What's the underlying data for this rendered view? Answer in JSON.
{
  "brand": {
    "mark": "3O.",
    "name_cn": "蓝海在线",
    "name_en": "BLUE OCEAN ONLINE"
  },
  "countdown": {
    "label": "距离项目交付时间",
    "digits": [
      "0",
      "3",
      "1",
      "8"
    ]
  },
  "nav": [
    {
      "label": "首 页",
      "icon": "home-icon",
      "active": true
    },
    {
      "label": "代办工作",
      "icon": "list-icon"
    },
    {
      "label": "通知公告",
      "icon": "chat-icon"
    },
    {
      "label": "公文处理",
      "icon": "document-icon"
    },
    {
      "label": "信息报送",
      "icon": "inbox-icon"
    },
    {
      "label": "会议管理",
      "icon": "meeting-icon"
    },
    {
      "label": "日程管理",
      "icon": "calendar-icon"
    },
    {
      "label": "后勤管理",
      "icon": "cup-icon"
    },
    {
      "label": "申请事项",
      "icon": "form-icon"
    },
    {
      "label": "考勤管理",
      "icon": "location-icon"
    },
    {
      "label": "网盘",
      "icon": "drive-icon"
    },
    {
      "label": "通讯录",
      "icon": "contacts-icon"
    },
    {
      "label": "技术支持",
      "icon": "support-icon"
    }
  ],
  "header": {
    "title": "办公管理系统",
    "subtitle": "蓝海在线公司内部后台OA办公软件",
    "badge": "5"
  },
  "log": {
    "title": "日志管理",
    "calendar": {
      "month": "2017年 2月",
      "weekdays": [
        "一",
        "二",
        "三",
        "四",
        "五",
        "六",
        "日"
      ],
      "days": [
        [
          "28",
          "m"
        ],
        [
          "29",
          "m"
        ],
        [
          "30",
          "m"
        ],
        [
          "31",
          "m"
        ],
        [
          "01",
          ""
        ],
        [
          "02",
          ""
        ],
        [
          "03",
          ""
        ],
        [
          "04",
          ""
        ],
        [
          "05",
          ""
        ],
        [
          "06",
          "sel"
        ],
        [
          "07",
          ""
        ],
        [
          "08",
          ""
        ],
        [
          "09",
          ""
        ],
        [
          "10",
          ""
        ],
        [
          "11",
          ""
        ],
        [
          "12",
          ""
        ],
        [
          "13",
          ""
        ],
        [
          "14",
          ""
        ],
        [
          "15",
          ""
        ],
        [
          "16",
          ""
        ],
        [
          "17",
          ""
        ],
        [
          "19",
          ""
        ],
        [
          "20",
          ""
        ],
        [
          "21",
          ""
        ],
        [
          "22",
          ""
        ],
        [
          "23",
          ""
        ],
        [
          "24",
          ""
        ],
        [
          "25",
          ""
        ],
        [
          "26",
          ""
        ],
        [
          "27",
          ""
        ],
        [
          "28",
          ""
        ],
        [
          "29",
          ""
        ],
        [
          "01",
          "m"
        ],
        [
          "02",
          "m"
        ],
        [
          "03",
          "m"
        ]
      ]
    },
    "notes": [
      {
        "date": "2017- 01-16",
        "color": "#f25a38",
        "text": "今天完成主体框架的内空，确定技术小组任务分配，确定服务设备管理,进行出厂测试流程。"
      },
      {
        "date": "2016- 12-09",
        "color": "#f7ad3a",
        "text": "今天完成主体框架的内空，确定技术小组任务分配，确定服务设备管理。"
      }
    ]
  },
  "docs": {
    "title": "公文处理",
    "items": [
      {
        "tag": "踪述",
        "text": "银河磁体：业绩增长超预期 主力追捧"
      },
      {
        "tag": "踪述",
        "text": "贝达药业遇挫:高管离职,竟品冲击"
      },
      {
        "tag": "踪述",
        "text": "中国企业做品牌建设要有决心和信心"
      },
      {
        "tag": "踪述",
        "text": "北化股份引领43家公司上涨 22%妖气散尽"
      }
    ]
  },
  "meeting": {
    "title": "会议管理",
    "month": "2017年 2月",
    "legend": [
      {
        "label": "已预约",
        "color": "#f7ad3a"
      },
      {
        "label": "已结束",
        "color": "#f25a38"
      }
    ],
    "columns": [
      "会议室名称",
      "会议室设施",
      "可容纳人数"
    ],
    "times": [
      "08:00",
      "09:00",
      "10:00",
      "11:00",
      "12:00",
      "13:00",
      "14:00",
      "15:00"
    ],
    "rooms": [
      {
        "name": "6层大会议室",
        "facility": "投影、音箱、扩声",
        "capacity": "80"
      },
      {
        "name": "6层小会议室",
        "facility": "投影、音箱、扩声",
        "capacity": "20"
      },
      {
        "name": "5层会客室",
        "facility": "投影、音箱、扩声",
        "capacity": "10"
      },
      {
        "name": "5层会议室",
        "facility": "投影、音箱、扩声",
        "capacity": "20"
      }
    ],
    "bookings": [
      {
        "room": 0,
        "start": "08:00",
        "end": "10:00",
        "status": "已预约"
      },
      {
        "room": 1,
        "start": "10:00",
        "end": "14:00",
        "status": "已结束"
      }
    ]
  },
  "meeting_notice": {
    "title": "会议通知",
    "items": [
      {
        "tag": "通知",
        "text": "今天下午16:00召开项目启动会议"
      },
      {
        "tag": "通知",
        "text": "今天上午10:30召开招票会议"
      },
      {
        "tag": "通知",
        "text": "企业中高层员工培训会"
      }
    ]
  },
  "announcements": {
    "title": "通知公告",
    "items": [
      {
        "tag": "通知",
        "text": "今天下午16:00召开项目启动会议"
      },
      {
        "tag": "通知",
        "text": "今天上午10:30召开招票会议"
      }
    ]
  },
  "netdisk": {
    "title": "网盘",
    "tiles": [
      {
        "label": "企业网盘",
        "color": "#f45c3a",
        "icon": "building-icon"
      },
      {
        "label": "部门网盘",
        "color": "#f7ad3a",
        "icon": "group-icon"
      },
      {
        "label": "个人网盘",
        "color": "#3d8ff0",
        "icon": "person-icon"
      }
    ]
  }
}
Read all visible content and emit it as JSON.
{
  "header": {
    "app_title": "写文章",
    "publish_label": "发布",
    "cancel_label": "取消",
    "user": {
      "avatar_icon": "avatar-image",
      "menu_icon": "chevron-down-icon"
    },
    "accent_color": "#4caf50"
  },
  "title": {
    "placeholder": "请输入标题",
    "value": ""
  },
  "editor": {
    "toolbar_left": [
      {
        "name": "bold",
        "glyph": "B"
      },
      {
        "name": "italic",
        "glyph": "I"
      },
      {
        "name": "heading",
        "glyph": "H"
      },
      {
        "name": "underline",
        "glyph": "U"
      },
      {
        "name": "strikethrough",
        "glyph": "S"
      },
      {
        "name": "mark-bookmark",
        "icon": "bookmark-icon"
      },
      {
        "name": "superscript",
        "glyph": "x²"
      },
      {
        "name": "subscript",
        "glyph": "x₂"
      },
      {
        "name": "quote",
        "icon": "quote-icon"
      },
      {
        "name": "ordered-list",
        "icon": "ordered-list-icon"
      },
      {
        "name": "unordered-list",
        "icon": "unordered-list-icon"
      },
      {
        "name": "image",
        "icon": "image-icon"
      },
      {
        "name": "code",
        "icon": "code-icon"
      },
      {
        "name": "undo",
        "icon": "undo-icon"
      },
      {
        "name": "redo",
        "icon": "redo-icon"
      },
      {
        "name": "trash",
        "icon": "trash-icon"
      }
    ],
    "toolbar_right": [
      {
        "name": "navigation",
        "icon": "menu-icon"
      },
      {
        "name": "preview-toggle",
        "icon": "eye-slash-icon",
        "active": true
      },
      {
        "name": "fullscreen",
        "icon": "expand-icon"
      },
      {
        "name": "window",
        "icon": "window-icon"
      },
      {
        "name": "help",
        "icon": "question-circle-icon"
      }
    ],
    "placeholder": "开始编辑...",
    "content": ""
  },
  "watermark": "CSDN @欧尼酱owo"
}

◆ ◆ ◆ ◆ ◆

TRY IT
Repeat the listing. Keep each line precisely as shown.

YOUR SOLUTION
What's the underlying data for this rendered view? Answer in JSON.
{
  "brand": {
    "mark": "3O.",
    "name_cn": "蓝海在线",
    "name_en": "BLUE OCEAN ONLINE"
  },
  "countdown": {
    "label": "距离项目交付时间",
    "digits": [
      "0",
      "3",
      "1",
      "8"
    ]
  },
  "nav": [
    {
      "label": "首 页",
      "icon": "home-icon",
      "active": true
    },
    {
      "label": "代办工作",
      "icon": "list-icon"
    },
    {
      "label": "通知公告",
      "icon": "chat-icon"
    },
    {
      "label": "公文处理",
      "icon": "document-icon"
    },
    {
      "label": "信息报送",
      "icon": "inbox-icon"
    },
    {
      "label": "会议管理",
      "icon": "meeting-icon"
    },
    {
      "label": "日程管理",
      "icon": "calendar-icon"
    },
    {
      "label": "后勤管理",
      "icon": "cup-icon"
    },
    {
      "label": "申请事项",
      "icon": "form-icon"
    },
    {
      "label": "考勤管理",
      "icon": "location-icon"
    },
    {
      "label": "网盘",
      "icon": "drive-icon"
    },
    {
      "label": "通讯录",
      "icon": "contacts-icon"
    },
    {
      "label": "技术支持",
      "icon": "support-icon"
    }
  ],
  "header": {
    "title": "办公管理系统",
    "subtitle": "蓝海在线公司内部后台OA办公软件",
    "badge": "5"
  },
  "log": {
    "title": "日志管理",
    "calendar": {
      "month": "2017年 2月",
      "weekdays": [
        "一",
        "二",
        "三",
        "四",
        "五",
        "六",
        "日"
      ],
      "days": [
        [
          "28",
          "m"
        ],
        [
          "29",
          "m"
        ],
        [
          "30",
          "m"
        ],
        [
          "31",
          "m"
        ],
        [
          "01",
          ""
        ],
        [
          "02",
          ""
        ],
        [
          "03",
          ""
        ],
        [
          "04",
          ""
        ],
        [
          "05",
          ""
        ],
        [
          "06",
          "sel"
        ],
        [
          "07",
          ""
        ],
        [
          "08",
          ""
        ],
        [
          "09",
          ""
        ],
        [
          "10",
          ""
        ],
        [
          "11",
          ""
        ],
        [
          "12",
          ""
        ],
        [
          "13",
          ""
        ],
        [
          "14",
          ""
        ],
        [
          "15",
          ""
        ],
        [
          "16",
          ""
        ],
        [
          "17",
          ""
        ],
        [
          "19",
          ""
        ],
        [
          "20",
          ""
        ],
        [
          "21",
          ""
        ],
        [
          "22",
          ""
        ],
        [
          "23",
          ""
        ],
        [
          "24",
          ""
        ],
        [
          "25",
          ""
        ],
        [
          "26",
          ""
        ],
        [
          "27",
          ""
        ],
        [
          "28",
          ""
        ],
        [
          "29",
          ""
        ],
        [
          "01",
          "m"
        ],
        [
          "02",
          "m"
        ],
        [
          "03",
          "m"
        ]
      ]
    },
    "notes": [
      {
        "date": "2017- 01-16",
        "color": "#f25a38",
        "text": "今天完成主体框架的内空，确定技术小组任务分配，确定服务设备管理,进行出厂测试流程。"
      },
      {
        "date": "2016- 12-09",
        "color": "#f7ad3a",
        "text": "今天完成主体框架的内空，确定技术小组任务分配，确定服务设备管理。"
      }
    ]
  },
  "docs": {
    "title": "公文处理",
    "items": [
      {
        "tag": "踪述",
        "text": "银河磁体：业绩增长超预期 主力追捧"
      },
      {
        "tag": "踪述",
        "text": "贝达药业遇挫:高管离职,竟品冲击"
      },
      {
        "tag": "踪述",
        "text": "中国企业做品牌建设要有决心和信心"
      },
      {
        "tag": "踪述",
        "text": "北化股份引领43家公司上涨 22%妖气散尽"
      }
    ]
  },
  "meeting": {
    "title": "会议管理",
    "month": "2017年 2月",
    "legend": [
      {
        "label": "已预约",
        "color": "#f7ad3a"
      },
      {
        "label": "已结束",
        "color": "#f25a38"
      }
    ],
    "columns": [
      "会议室名称",
      "会议室设施",
      "可容纳人数"
    ],
    "times": [
      "08:00",
      "09:00",
      "10:00",
      "11:00",
      "12:00",
      "13:00",
      "14:00",
      "15:00"
    ],
    "rooms": [
      {
        "name": "6层大会议室",
        "facility": "投影、音箱、扩声",
        "capacity": "80"
      },
      {
        "name": "6层小会议室",
        "facility": "投影、音箱、扩声",
        "capacity": "20"
      },
      {
        "name": "5层会客室",
        "facility": "投影、音箱、扩声",
        "capacity": "10"
      },
      {
        "name": "5层会议室",
        "facility": "投影、音箱、扩声",
        "capacity": "20"
      }
    ],
    "bookings": [
      {
        "room": 0,
        "start": "08:00",
        "end": "10:00",
        "status": "已预约"
      },
      {
        "room": 1,
        "start": "10:00",
        "end": "14:00",
        "status": "已结束"
      }
    ]
  },
  "meeting_notice": {
    "title": "会议通知",
    "items": [
      {
        "tag": "通知",
        "text": "今天下午16:00召开项目启动会议"
      },
      {
        "tag": "通知",
        "text": "今天上午10:30召开招票会议"
      },
      {
        "tag": "通知",
        "text": "企业中高层员工培训会"
      }
    ]
  },
  "announcements": {
    "title": "通知公告",
    "items": [
      {
        "tag": "通知",
        "text": "今天下午16:00召开项目启动会议"
      },
      {
        "tag": "通知",
        "text": "今天上午10:30召开招票会议"
      }
    ]
  },
  "netdisk": {
    "title": "网盘",
    "tiles": [
      {
        "label": "企业网盘",
        "color": "#f45c3a",
        "icon": "building-icon"
      },
      {
        "label": "部门网盘",
        "color": "#f7ad3a",
        "icon": "group-icon"
      },
      {
        "label": "个人网盘",
        "color": "#3d8ff0",
        "icon": "person-icon"
      }
    ]
  }
}
Read all visible content and emit it as JSON.
{
  "header": {
    "app_title": "写文章",
    "publish_label": "发布",
    "cancel_label": "取消",
    "user": {
      "avatar_icon": "avatar-image",
      "menu_icon": "chevron-down-icon"
    },
    "accent_color": "#4caf50"
  },
  "title": {
    "placeholder": "请输入标题",
    "value": ""
  },
  "editor": {
    "toolbar_left": [
      {
        "name": "bold",
        "glyph": "B"
      },
      {
        "name": "italic",
        "glyph": "I"
      },
      {
        "name": "heading",
        "glyph": "H"
      },
      {
        "name": "underline",
        "glyph": "U"
      },
      {
        "name": "strikethrough",
        "glyph": "S"
      },
      {
        "name": "mark-bookmark",
        "icon": "bookmark-icon"
      },
      {
        "name": "superscript",
        "glyph": "x²"
      },
      {
        "name": "subscript",
        "glyph": "x₂"
      },
      {
        "name": "quote",
        "icon": "quote-icon"
      },
      {
        "name": "ordered-list",
        "icon": "ordered-list-icon"
      },
      {
        "name": "unordered-list",
        "icon": "unordered-list-icon"
      },
      {
        "name": "image",
        "icon": "image-icon"
      },
      {
        "name": "code",
        "icon": "code-icon"
      },
      {
        "name": "undo",
        "icon": "undo-icon"
      },
      {
        "name": "redo",
        "icon": "redo-icon"
      },
      {
        "name": "trash",
        "icon": "trash-icon"
      }
    ],
    "toolbar_right": [
      {
        "name": "navigation",
        "icon": "menu-icon"
      },
      {
        "name": "preview-toggle",
        "icon": "eye-slash-icon",
        "active": true
      },
      {
        "name": "fullscreen",
        "icon": "expand-icon"
      },
      {
        "name": "window",
        "icon": "window-icon"
      },
      {
        "name": "help",
        "icon": "question-circle-icon"
      }
    ],
    "placeholder": "开始编辑...",
    "content": ""
  },
  "watermark": "CSDN @欧尼酱owo"
}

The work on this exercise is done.